Recent research supports the potential of Viagra (sildenafil) in reducing Alzheimer’s disease risk, revealing a 54% and 30% decreased incidence in two medical databases and a biologically plausible mechanism for protection against AD. However, further research is necessary, especially clinical trials, to confirm these findings and examine effects in women and the role of sexual activity.

bcg vaccine alzheimer's disease

BCG vaccine may be a weapon against Alzheimer’s disease

New research suggests the century-old BCG tuberculosis vaccine may also reduce Alzheimer’s disease risk. Originally developed against TB by Calmette and Guérin and proven highly effective, this vaccine now appears to have broad immunotherapeutic benefits. Clinical trials have demonstrated its potential in lowering Alzheimer’s and dementia risks, with studies indicating a 20-45% decrease in older patients with bladder cancer. Studies call for more research to validate these promising results, given Alzheimer’s growing prevalence and economic impact.

dog dementia

Being a dog owner might lower your risk of dementia

Owning a pet, especially a dog, may lower the risk of dementia and Alzheimer’s disease, according to two studies. The studies found that pet owners experienced less decline in verbal memory and fluency, which are early indicators of these diseases. This suggests that having a dog or other pets could have long-term cognitive benefits.
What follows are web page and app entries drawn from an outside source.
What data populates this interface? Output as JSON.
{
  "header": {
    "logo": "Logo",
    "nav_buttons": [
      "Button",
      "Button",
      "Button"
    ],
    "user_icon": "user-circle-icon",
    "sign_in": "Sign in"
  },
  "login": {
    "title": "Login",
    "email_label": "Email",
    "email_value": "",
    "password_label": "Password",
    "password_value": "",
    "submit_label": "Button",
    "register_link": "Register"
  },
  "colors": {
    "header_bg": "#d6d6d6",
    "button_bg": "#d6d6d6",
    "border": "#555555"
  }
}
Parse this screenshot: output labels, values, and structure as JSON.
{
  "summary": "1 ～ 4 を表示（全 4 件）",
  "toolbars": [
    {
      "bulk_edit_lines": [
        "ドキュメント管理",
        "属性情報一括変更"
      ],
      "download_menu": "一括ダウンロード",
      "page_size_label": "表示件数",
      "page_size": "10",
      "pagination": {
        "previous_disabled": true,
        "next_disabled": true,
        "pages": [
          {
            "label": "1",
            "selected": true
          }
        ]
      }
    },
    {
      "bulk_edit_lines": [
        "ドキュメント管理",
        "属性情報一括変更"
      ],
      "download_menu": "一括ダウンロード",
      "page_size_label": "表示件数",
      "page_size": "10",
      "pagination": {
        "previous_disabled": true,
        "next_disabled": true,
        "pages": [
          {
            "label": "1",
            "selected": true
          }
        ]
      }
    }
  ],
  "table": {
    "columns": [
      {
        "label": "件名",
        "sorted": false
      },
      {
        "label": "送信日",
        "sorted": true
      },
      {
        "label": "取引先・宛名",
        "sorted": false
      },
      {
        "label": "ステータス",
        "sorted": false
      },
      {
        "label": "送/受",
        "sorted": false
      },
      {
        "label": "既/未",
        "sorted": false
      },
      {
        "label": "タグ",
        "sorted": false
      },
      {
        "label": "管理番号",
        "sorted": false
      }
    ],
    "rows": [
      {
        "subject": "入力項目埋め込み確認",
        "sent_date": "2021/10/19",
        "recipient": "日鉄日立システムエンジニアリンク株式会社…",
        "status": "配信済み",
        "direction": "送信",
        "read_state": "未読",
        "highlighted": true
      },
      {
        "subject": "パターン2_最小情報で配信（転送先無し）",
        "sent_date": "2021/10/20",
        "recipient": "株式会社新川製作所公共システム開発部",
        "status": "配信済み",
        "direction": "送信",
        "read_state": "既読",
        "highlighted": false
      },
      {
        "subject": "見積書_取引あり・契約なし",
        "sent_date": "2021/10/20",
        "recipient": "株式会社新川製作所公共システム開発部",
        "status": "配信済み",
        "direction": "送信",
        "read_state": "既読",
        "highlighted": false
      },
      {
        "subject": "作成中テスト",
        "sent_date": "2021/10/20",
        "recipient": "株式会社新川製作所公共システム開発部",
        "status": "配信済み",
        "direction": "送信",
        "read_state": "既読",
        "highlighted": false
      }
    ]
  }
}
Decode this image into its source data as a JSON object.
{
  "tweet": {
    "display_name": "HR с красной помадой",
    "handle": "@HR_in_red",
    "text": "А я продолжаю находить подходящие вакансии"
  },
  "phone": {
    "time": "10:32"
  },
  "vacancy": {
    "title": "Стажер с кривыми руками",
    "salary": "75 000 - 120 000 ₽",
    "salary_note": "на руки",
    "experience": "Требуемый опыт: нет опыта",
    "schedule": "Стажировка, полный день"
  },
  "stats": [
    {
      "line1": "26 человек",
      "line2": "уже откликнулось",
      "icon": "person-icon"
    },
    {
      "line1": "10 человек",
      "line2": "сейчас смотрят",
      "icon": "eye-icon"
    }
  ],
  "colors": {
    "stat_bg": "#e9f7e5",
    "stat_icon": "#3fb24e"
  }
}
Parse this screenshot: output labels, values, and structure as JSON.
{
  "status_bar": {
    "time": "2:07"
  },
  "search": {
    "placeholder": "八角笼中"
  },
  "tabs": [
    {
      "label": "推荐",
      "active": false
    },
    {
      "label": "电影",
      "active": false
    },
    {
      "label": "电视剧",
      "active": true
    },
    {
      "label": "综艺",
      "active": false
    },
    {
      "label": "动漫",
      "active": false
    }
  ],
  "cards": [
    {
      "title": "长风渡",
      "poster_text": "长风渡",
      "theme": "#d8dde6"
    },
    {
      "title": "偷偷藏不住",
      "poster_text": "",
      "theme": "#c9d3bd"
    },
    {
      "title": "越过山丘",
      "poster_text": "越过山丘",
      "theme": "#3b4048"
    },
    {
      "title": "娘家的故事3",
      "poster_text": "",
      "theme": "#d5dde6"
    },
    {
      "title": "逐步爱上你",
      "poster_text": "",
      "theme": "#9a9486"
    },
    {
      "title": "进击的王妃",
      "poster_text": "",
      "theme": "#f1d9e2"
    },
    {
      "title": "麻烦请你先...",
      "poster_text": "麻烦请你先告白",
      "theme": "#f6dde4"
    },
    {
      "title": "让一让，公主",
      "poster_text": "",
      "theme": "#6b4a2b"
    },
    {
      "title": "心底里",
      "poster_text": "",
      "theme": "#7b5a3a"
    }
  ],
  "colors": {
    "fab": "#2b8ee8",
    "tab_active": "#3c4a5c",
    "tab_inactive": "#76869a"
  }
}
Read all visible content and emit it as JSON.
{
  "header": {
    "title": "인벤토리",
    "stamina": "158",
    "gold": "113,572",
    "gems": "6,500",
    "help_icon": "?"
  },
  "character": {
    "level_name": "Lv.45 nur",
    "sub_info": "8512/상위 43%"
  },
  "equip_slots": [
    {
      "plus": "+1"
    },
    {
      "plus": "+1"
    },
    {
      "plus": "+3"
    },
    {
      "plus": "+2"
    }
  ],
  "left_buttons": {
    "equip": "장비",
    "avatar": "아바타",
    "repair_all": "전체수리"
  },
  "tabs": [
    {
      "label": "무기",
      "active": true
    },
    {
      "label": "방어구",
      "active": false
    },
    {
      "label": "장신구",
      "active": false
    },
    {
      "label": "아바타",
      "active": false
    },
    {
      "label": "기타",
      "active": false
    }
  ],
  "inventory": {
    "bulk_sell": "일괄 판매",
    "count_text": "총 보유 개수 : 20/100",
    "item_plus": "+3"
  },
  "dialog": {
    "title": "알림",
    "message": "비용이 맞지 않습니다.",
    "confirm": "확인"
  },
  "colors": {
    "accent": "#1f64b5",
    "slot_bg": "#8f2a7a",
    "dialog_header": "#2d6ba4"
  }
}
chocolate dementia

Chocolate does not prevent dementia and Alzheimer’s disease

Claims about chocolate enhancing heart health and cognitive function have been debunked. Clinical trials revealed that chocolate does not significantly prevent heart disease or improve cognition. Research conducted on over 2,000 adults found no beneficial effect of consuming cocoa on brain function, dementia, or Alzheimer’s disease, disappointing those who believed in its implied health benefits.